Exercise directions: The response should be an exact copy of the records, with the pictures removed.

Records from a dataset:
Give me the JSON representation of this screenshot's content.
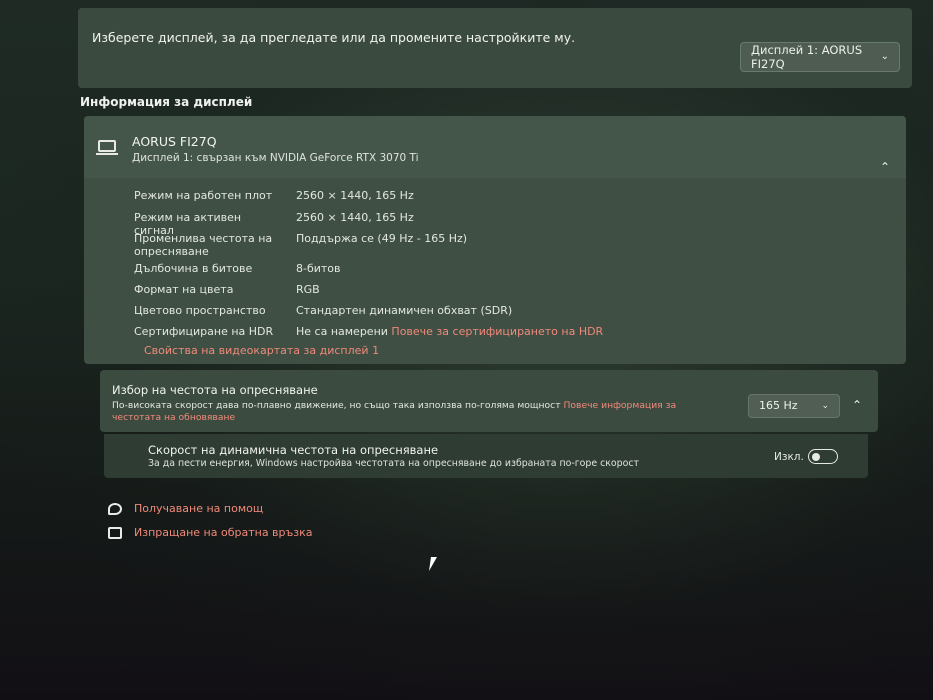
{
  "top_panel": {
    "prompt": "Изберете дисплей, за да прегледате или да промените настройките му.",
    "display_select": "Дисплей 1: AORUS FI27Q"
  },
  "section_title": "Информация за дисплей",
  "display_info": {
    "name": "AORUS FI27Q",
    "subtitle": "Дисплей 1: свързан към NVIDIA GeForce RTX 3070 Ti",
    "rows": [
      {
        "label": "Режим на работен плот",
        "value": "2560 × 1440, 165 Hz"
      },
      {
        "label": "Режим на активен сигнал",
        "value": "2560 × 1440, 165 Hz"
      },
      {
        "label": "Променлива честота на опресняване",
        "value": "Поддържа се (49 Hz - 165 Hz)"
      },
      {
        "label": "Дълбочина в битове",
        "value": "8-битов"
      },
      {
        "label": "Формат на цвета",
        "value": "RGB"
      },
      {
        "label": "Цветово пространство",
        "value": "Стандартен динамичен обхват (SDR)"
      },
      {
        "label": "Сертифициране на HDR",
        "value": "Не са намерени",
        "link": "Повече за сертифицирането на HDR"
      }
    ],
    "gpu_link": "Свойства на видеокартата за дисплей 1"
  },
  "refresh_rate": {
    "title": "Избор на честота на опресняване",
    "description": "По-високата скорост дава по-плавно движение, но също така използва по-голяма мощност",
    "link": "Повече информация за честотата на обновяване",
    "selected": "165 Hz"
  },
  "dynamic_refresh": {
    "title": "Скорост на динамична честота на опресняване",
    "description": "За да пести енергия, Windows настройва честотата на опресняване до избраната по-горе скорост",
    "toggle_label": "Изкл."
  },
  "help_links": {
    "get_help": "Получаване на помощ",
    "feedback": "Изпращане на обратна връзка"
  },
  "colors": {
    "link": "#f08a7a",
    "card": "#3f4f43"
  },
  "icons": [
    "chevron-down-icon",
    "monitor-icon",
    "chevron-up-icon",
    "help-icon",
    "feedback-icon",
    "cursor-icon"
  ]
}
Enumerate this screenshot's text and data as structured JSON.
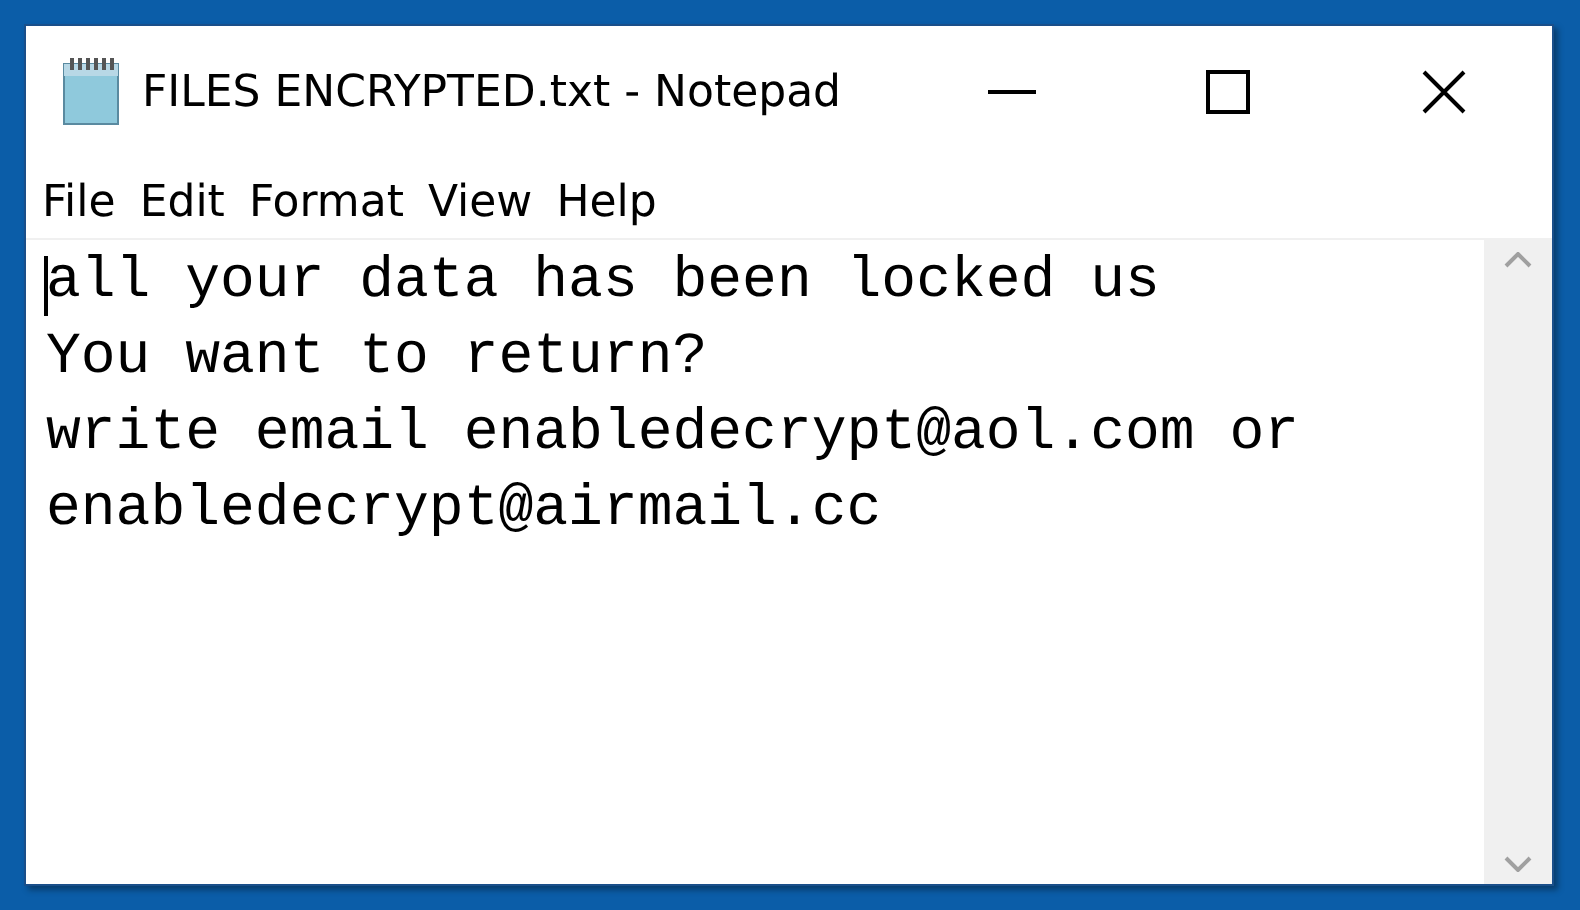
{
  "window": {
    "title": "FILES ENCRYPTED.txt - Notepad",
    "controls": [
      {
        "kind": "minimize"
      },
      {
        "kind": "maximize"
      },
      {
        "kind": "close"
      }
    ]
  },
  "menu": [
    "File",
    "Edit",
    "Format",
    "View",
    "Help"
  ],
  "document": {
    "lines": [
      "all your data has been locked us",
      "You want to return?",
      "write email enabledecrypt@aol.com or",
      "enabledecrypt@airmail.cc"
    ]
  }
}
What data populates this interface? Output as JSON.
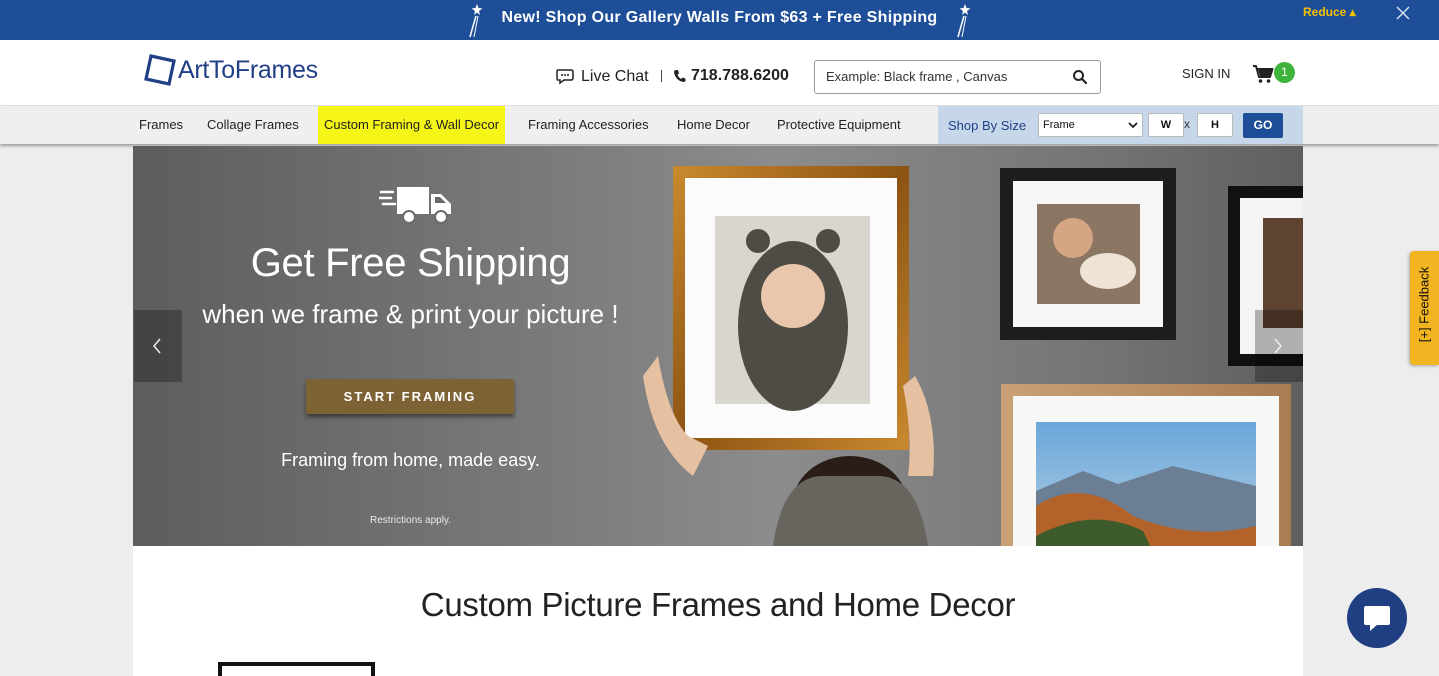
{
  "promo": {
    "text": "New! Shop Our Gallery Walls From $63 + Free Shipping",
    "reduce_label": "Reduce ▴"
  },
  "header": {
    "logo_text": "ArtToFrames",
    "live_chat_label": "Live Chat",
    "phone": "718.788.6200",
    "search_placeholder": "Example: Black frame , Canvas",
    "sign_in_label": "SIGN IN",
    "cart_count": "1"
  },
  "nav": {
    "items": [
      {
        "label": "Frames"
      },
      {
        "label": "Collage Frames"
      },
      {
        "label": "Custom Framing & Wall Decor"
      },
      {
        "label": "Framing Accessories"
      },
      {
        "label": "Home Decor"
      },
      {
        "label": "Protective Equipment"
      }
    ],
    "shop_by_size": {
      "label": "Shop By Size",
      "select_value": "Frame",
      "width_placeholder": "W",
      "separator": "x",
      "height_placeholder": "H",
      "go_label": "GO"
    }
  },
  "hero": {
    "title": "Get Free Shipping",
    "subtitle": "when we frame & print your picture !",
    "button_label": "START FRAMING",
    "tagline": "Framing from home, made easy.",
    "note": "Restrictions apply."
  },
  "content": {
    "title": "Custom Picture Frames and Home Decor"
  },
  "feedback": {
    "label": "[+] Feedback"
  },
  "colors": {
    "brand_blue": "#1f4e99",
    "highlight_yellow": "#f5f517",
    "cart_badge_green": "#3db33b",
    "hero_button_gold": "#7d6334",
    "feedback_orange": "#f3b421"
  },
  "icons": [
    "sparkle-icon",
    "close-icon",
    "chat-bubble-icon",
    "phone-icon",
    "search-icon",
    "cart-icon",
    "truck-icon",
    "chevron-left-icon",
    "chevron-right-icon",
    "chat-icon"
  ]
}
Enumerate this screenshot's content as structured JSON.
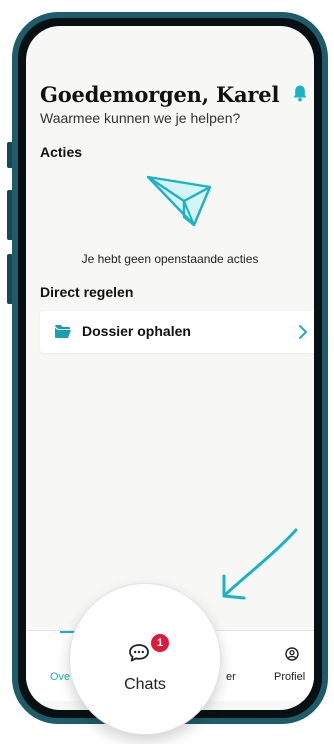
{
  "header": {
    "greeting": "Goedemorgen, Karel",
    "subtitle": "Waarmee kunnen we je helpen?"
  },
  "actions": {
    "title": "Acties",
    "empty_text": "Je hebt geen openstaande acties",
    "illustration_icon": "paper-plane-icon"
  },
  "direct": {
    "title": "Direct regelen",
    "items": [
      {
        "label": "Dossier ophalen",
        "icon": "folder-icon",
        "trailing_icon": "chevron-right-icon"
      }
    ]
  },
  "tabbar": {
    "tabs": [
      {
        "label": "Ove",
        "partial": "t",
        "active": true
      },
      {
        "label": "Chats",
        "badge": "1",
        "icon": "chat-bubble-icon"
      },
      {
        "label": "er",
        "partial": true
      },
      {
        "label": "Profiel",
        "icon": "profile-icon"
      }
    ]
  },
  "colors": {
    "accent": "#1ab3c4",
    "frame": "#1d5c68",
    "badge": "#e0183c",
    "background": "#f7f7f5"
  }
}
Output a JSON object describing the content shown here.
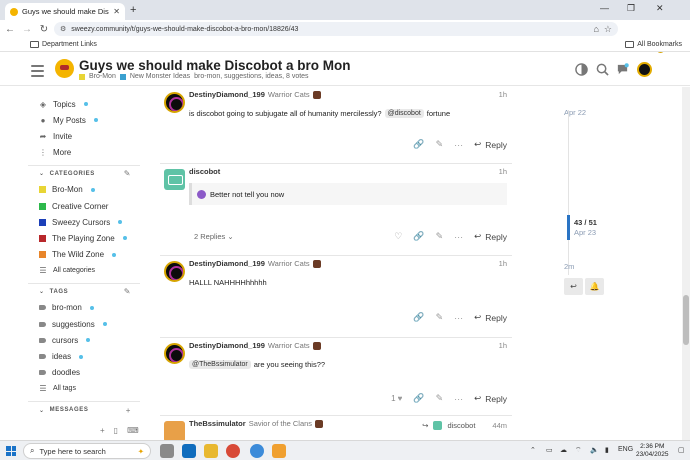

Answer section:
Give me the JSON representation of this screenshot's content.
{
  "top_panel": {
    "prompt": "Изберете дисплей, за да прегледате или да промените настройките му.",
    "display_select": "Дисплей 1: AORUS FI27Q"
  },
  "section_title": "Информация за дисплей",
  "display_info": {
    "name": "AORUS FI27Q",
    "subtitle": "Дисплей 1: свързан към NVIDIA GeForce RTX 3070 Ti",
    "rows": [
      {
        "label": "Режим на работен плот",
        "value": "2560 × 1440, 165 Hz"
      },
      {
        "label": "Режим на активен сигнал",
        "value": "2560 × 1440, 165 Hz"
      },
      {
        "label": "Променлива честота на опресняване",
        "value": "Поддържа се (49 Hz - 165 Hz)"
      },
      {
        "label": "Дълбочина в битове",
        "value": "8-битов"
      },
      {
        "label": "Формат на цвета",
        "value": "RGB"
      },
      {
        "label": "Цветово пространство",
        "value": "Стандартен динамичен обхват (SDR)"
      },
      {
        "label": "Сертифициране на HDR",
        "value": "Не са намерени",
        "link": "Повече за сертифицирането на HDR"
      }
    ],
    "gpu_link": "Свойства на видеокартата за дисплей 1"
  },
  "refresh_rate": {
    "title": "Избор на честота на опресняване",
    "description": "По-високата скорост дава по-плавно движение, но също така използва по-голяма мощност",
    "link": "Повече информация за честотата на обновяване",
    "selected": "165 Hz"
  },
  "dynamic_refresh": {
    "title": "Скорост на динамична честота на опресняване",
    "description": "За да пести енергия, Windows настройва честотата на опресняване до избраната по-горе скорост",
    "toggle_label": "Изкл."
  },
  "help_links": {
    "get_help": "Получаване на помощ",
    "feedback": "Изпращане на обратна връзка"
  },
  "colors": {
    "link": "#f08a7a",
    "card": "#3f4f43"
  },
  "icons": [
    "chevron-down-icon",
    "monitor-icon",
    "chevron-up-icon",
    "help-icon",
    "feedback-icon",
    "cursor-icon"
  ]
}
Enumerate this screenshot's text and data as structured JSON.
{
  "window": {
    "title": "FILES ENCRYPTED.txt - Notepad",
    "controls": [
      {
        "kind": "minimize"
      },
      {
        "kind": "maximize"
      },
      {
        "kind": "close"
      }
    ]
  },
  "menu": [
    "File",
    "Edit",
    "Format",
    "View",
    "Help"
  ],
  "document": {
    "lines": [
      "all your data has been locked us",
      "You want to return?",
      "write email enabledecrypt@aol.com or",
      "enabledecrypt@airmail.cc"
    ]
  }
}
What data populates this interface? Output as JSON.
{
  "promo": {
    "text": "New! Shop Our Gallery Walls From $63 + Free Shipping",
    "reduce_label": "Reduce ▴"
  },
  "header": {
    "logo_text": "ArtToFrames",
    "live_chat_label": "Live Chat",
    "phone": "718.788.6200",
    "search_placeholder": "Example: Black frame , Canvas",
    "sign_in_label": "SIGN IN",
    "cart_count": "1"
  },
  "nav": {
    "items": [
      {
        "label": "Frames"
      },
      {
        "label": "Collage Frames"
      },
      {
        "label": "Custom Framing & Wall Decor"
      },
      {
        "label": "Framing Accessories"
      },
      {
        "label": "Home Decor"
      },
      {
        "label": "Protective Equipment"
      }
    ],
    "shop_by_size": {
      "label": "Shop By Size",
      "select_value": "Frame",
      "width_placeholder": "W",
      "separator": "x",
      "height_placeholder": "H",
      "go_label": "GO"
    }
  },
  "hero": {
    "title": "Get Free Shipping",
    "subtitle": "when we frame & print your picture !",
    "button_label": "START FRAMING",
    "tagline": "Framing from home, made easy.",
    "note": "Restrictions apply."
  },
  "content": {
    "title": "Custom Picture Frames and Home Decor"
  },
  "feedback": {
    "label": "[+] Feedback"
  },
  "colors": {
    "brand_blue": "#1f4e99",
    "highlight_yellow": "#f5f517",
    "cart_badge_green": "#3db33b",
    "hero_button_gold": "#7d6334",
    "feedback_orange": "#f3b421"
  },
  "icons": [
    "sparkle-icon",
    "close-icon",
    "chat-bubble-icon",
    "phone-icon",
    "search-icon",
    "cart-icon",
    "truck-icon",
    "chevron-left-icon",
    "chevron-right-icon",
    "chat-icon"
  ]
}
Enumerate this screenshot's content as structured JSON.
{
  "header": {
    "greeting": "Goedemorgen, Karel",
    "subtitle": "Waarmee kunnen we je helpen?"
  },
  "actions": {
    "title": "Acties",
    "empty_text": "Je hebt geen openstaande acties",
    "illustration_icon": "paper-plane-icon"
  },
  "direct": {
    "title": "Direct regelen",
    "items": [
      {
        "label": "Dossier ophalen",
        "icon": "folder-icon",
        "trailing_icon": "chevron-right-icon"
      }
    ]
  },
  "tabbar": {
    "tabs": [
      {
        "label": "Ove",
        "partial": "t",
        "active": true
      },
      {
        "label": "Chats",
        "badge": "1",
        "icon": "chat-bubble-icon"
      },
      {
        "label": "er",
        "partial": true
      },
      {
        "label": "Profiel",
        "icon": "profile-icon"
      }
    ]
  },
  "colors": {
    "accent": "#1ab3c4",
    "frame": "#1d5c68",
    "badge": "#e0183c",
    "background": "#f7f7f5"
  }
}
Output a JSON object describing the content shown here.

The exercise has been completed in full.